| Work to complete |
Exactly reproduce the entries, dropping any pictures from your copy.
___ Records to use
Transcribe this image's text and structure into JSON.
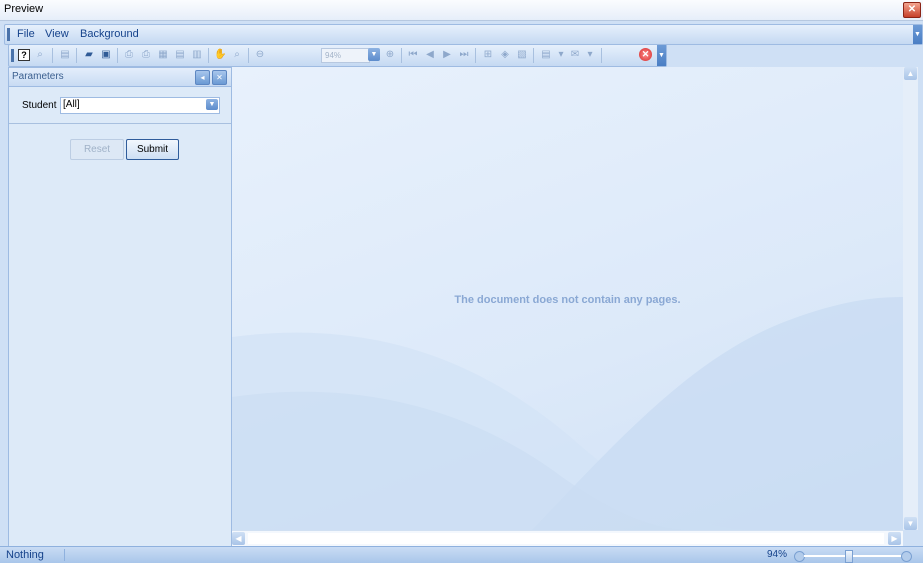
{
  "window": {
    "title": "Preview",
    "close_glyph": "✕"
  },
  "menu": {
    "items": [
      {
        "label": "File"
      },
      {
        "label": "View"
      },
      {
        "label": "Background"
      }
    ]
  },
  "toolbar": {
    "zoom_value": "94%",
    "icons": [
      "help-icon",
      "search-icon",
      "customize-icon",
      "open-icon",
      "save-icon",
      "print-icon",
      "quick-print-icon",
      "page-setup-icon",
      "header-footer-icon",
      "scale-icon",
      "hand-tool-icon",
      "magnifier-icon",
      "zoom-out-icon",
      "zoom-in-icon",
      "first-page-icon",
      "previous-page-icon",
      "next-page-icon",
      "last-page-icon",
      "multiple-pages-icon",
      "background-color-icon",
      "watermark-icon",
      "export-icon",
      "send-email-icon",
      "stop-icon"
    ]
  },
  "parameters": {
    "panel_title": "Parameters",
    "fields": [
      {
        "label": "Student",
        "value": "[All]"
      }
    ],
    "reset_label": "Reset",
    "submit_label": "Submit"
  },
  "document": {
    "empty_message": "The document does not contain any pages."
  },
  "status": {
    "text": "Nothing",
    "zoom": "94%"
  },
  "colors": {
    "accent": "#15428b",
    "panel_bg": "#ddeaf8",
    "doc_bg": "#e8f1fc"
  }
}
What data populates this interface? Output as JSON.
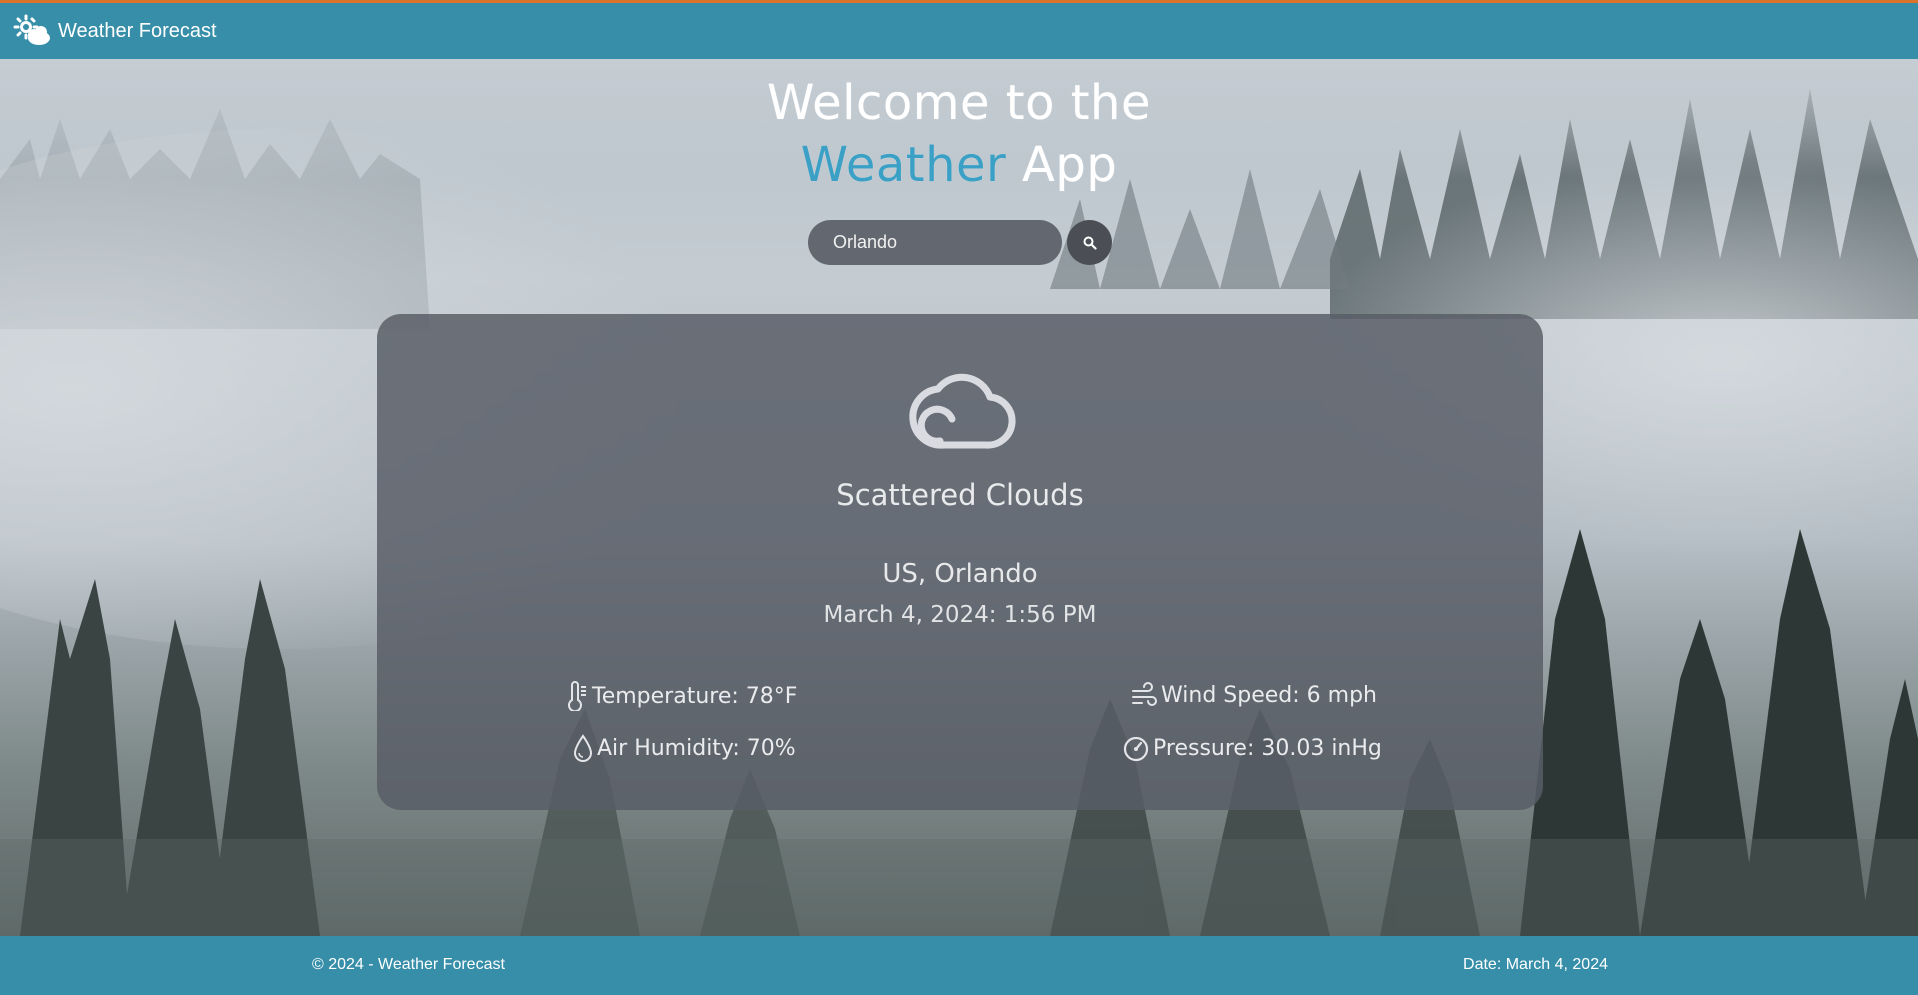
{
  "navbar": {
    "brand_icon": "cloud-sun-icon",
    "brand_label": "Weather Forecast"
  },
  "hero": {
    "line1": "Welcome to the",
    "line2_accent": "Weather",
    "line2_rest": " App"
  },
  "search": {
    "value": "Orlando",
    "button_icon": "search-icon"
  },
  "weather": {
    "condition_icon": "cloud-icon",
    "condition": "Scattered Clouds",
    "location": "US, Orlando",
    "datetime": "March 4, 2024: 1:56 PM",
    "stats": {
      "temperature": {
        "icon": "thermometer-icon",
        "label": "Temperature: 78°F"
      },
      "wind": {
        "icon": "wind-icon",
        "label": "Wind Speed: 6 mph"
      },
      "humidity": {
        "icon": "droplet-icon",
        "label": "Air Humidity: 70%"
      },
      "pressure": {
        "icon": "gauge-icon",
        "label": "Pressure: 30.03 inHg"
      }
    }
  },
  "footer": {
    "copyright": "© 2024 - Weather Forecast",
    "date": "Date: March 4, 2024"
  },
  "colors": {
    "brand": "#368ea8",
    "top_border": "#d9742b",
    "accent_text": "#3aa0c6",
    "card_bg": "#585d66"
  }
}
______
| Answer for the task |
Transcribe this image's text and structure into JSON.
{
  "window": {
    "title": "Preview",
    "close_glyph": "✕"
  },
  "menu": {
    "items": [
      {
        "label": "File"
      },
      {
        "label": "View"
      },
      {
        "label": "Background"
      }
    ]
  },
  "toolbar": {
    "zoom_value": "94%",
    "icons": [
      "help-icon",
      "search-icon",
      "customize-icon",
      "open-icon",
      "save-icon",
      "print-icon",
      "quick-print-icon",
      "page-setup-icon",
      "header-footer-icon",
      "scale-icon",
      "hand-tool-icon",
      "magnifier-icon",
      "zoom-out-icon",
      "zoom-in-icon",
      "first-page-icon",
      "previous-page-icon",
      "next-page-icon",
      "last-page-icon",
      "multiple-pages-icon",
      "background-color-icon",
      "watermark-icon",
      "export-icon",
      "send-email-icon",
      "stop-icon"
    ]
  },
  "parameters": {
    "panel_title": "Parameters",
    "fields": [
      {
        "label": "Student",
        "value": "[All]"
      }
    ],
    "reset_label": "Reset",
    "submit_label": "Submit"
  },
  "document": {
    "empty_message": "The document does not contain any pages."
  },
  "status": {
    "text": "Nothing",
    "zoom": "94%"
  },
  "colors": {
    "accent": "#15428b",
    "panel_bg": "#ddeaf8",
    "doc_bg": "#e8f1fc"
  }
}
What data populates this interface? Output as JSON.
{
  "navbar": {
    "brand_icon": "cloud-sun-icon",
    "brand_label": "Weather Forecast"
  },
  "hero": {
    "line1": "Welcome to the",
    "line2_accent": "Weather",
    "line2_rest": " App"
  },
  "search": {
    "value": "Orlando",
    "button_icon": "search-icon"
  },
  "weather": {
    "condition_icon": "cloud-icon",
    "condition": "Scattered Clouds",
    "location": "US, Orlando",
    "datetime": "March 4, 2024: 1:56 PM",
    "stats": {
      "temperature": {
        "icon": "thermometer-icon",
        "label": "Temperature: 78°F"
      },
      "wind": {
        "icon": "wind-icon",
        "label": "Wind Speed: 6 mph"
      },
      "humidity": {
        "icon": "droplet-icon",
        "label": "Air Humidity: 70%"
      },
      "pressure": {
        "icon": "gauge-icon",
        "label": "Pressure: 30.03 inHg"
      }
    }
  },
  "footer": {
    "copyright": "© 2024 - Weather Forecast",
    "date": "Date: March 4, 2024"
  },
  "colors": {
    "brand": "#368ea8",
    "top_border": "#d9742b",
    "accent_text": "#3aa0c6",
    "card_bg": "#585d66"
  }
}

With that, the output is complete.